**Work order:** In the data below, which lines hold the word "一般圖片"? Copy them.

**Data shown:**
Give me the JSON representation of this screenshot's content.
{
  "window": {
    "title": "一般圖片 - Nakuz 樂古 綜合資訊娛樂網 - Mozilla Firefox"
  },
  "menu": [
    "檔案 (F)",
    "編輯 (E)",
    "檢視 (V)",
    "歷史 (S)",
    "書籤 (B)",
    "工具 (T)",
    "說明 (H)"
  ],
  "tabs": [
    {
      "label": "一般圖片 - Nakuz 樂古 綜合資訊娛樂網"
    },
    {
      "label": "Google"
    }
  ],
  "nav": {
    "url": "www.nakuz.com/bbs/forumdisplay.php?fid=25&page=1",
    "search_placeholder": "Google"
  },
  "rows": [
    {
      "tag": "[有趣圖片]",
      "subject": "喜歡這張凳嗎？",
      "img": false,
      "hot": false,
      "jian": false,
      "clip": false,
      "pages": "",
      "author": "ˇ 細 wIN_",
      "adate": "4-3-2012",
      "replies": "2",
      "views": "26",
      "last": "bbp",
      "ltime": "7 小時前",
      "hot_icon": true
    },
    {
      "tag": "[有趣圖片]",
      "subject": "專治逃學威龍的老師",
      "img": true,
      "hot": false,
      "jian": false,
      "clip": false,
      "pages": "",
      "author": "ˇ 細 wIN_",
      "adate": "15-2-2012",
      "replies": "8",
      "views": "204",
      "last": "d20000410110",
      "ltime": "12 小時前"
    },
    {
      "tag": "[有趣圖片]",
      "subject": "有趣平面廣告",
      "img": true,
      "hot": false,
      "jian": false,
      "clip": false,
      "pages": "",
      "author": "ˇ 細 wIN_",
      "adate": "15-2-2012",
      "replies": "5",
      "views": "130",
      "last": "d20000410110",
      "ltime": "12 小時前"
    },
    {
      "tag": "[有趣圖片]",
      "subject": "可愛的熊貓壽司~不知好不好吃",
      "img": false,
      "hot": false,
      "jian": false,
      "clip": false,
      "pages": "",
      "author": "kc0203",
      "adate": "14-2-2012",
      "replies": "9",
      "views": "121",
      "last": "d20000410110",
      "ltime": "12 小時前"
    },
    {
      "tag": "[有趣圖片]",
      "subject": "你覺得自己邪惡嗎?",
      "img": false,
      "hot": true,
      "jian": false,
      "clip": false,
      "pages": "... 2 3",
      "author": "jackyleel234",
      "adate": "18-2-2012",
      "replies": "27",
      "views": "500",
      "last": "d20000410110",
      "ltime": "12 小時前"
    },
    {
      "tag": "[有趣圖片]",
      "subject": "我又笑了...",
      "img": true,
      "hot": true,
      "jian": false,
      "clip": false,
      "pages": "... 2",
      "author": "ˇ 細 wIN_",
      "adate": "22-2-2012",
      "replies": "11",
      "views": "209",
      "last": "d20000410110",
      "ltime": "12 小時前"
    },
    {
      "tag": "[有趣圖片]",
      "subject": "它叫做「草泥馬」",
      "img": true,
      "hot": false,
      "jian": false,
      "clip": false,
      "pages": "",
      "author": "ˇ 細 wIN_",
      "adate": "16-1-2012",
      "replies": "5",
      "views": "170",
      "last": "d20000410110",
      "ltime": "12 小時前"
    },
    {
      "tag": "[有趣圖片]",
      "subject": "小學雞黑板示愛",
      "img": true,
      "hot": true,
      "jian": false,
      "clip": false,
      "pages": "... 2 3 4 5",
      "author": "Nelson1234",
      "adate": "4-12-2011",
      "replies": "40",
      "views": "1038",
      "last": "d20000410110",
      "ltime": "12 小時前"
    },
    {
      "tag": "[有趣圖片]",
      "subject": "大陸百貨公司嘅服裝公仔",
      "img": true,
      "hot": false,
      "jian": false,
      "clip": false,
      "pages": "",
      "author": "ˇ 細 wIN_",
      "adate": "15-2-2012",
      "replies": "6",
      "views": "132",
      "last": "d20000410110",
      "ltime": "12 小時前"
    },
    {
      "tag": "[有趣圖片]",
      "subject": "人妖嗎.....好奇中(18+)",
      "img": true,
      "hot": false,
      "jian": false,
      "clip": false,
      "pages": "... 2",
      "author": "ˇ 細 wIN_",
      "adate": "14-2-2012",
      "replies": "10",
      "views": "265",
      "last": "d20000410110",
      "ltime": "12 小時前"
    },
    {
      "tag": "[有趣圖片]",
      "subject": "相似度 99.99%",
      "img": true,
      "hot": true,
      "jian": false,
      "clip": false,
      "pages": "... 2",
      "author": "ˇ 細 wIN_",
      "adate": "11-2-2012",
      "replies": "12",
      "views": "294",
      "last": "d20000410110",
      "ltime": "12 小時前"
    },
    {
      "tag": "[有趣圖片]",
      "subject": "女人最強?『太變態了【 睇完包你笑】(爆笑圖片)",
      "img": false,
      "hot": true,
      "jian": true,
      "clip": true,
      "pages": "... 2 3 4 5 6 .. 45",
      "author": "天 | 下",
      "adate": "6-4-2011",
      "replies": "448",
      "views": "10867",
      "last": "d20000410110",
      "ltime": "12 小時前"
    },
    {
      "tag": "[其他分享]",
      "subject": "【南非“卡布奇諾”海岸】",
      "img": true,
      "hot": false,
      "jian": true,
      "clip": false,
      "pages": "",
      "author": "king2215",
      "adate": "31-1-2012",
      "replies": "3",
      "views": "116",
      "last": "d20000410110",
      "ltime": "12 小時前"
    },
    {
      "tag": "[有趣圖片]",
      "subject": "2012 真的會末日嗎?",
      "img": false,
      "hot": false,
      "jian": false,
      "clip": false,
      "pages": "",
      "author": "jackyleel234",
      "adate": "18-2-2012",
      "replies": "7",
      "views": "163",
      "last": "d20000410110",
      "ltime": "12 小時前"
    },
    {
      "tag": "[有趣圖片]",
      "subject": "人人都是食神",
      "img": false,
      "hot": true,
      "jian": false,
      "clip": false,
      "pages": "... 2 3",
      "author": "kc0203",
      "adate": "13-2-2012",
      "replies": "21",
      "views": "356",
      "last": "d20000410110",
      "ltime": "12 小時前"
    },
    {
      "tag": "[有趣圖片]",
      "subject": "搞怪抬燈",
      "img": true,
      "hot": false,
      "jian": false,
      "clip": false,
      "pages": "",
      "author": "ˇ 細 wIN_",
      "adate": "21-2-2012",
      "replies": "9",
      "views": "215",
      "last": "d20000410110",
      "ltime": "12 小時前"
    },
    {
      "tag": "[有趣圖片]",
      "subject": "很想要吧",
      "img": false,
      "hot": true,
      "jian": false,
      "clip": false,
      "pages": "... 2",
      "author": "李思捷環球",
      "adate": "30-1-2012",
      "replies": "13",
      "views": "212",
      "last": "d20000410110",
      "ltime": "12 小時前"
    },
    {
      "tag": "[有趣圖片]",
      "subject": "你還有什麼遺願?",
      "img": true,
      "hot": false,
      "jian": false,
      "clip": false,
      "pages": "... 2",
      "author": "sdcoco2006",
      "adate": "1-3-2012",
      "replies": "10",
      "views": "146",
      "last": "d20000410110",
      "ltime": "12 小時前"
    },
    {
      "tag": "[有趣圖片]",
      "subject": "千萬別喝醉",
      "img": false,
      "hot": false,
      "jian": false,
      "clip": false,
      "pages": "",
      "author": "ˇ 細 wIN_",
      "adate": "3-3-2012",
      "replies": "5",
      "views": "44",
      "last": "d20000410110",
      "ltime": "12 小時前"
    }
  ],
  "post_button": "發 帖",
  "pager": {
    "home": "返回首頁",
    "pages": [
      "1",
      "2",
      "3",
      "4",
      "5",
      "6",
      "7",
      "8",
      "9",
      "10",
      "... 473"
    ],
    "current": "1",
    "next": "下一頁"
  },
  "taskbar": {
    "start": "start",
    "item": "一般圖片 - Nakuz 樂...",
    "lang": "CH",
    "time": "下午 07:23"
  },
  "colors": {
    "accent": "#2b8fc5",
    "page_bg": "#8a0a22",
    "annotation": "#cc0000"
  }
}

**Answer to this problem:**
    "title": "一般圖片 - Nakuz 樂古 綜合資訊娛樂網 - Mozilla Firefox"
      "label": "一般圖片 - Nakuz 樂古 綜合資訊娛樂網"
    "item": "一般圖片 - Nakuz 樂...",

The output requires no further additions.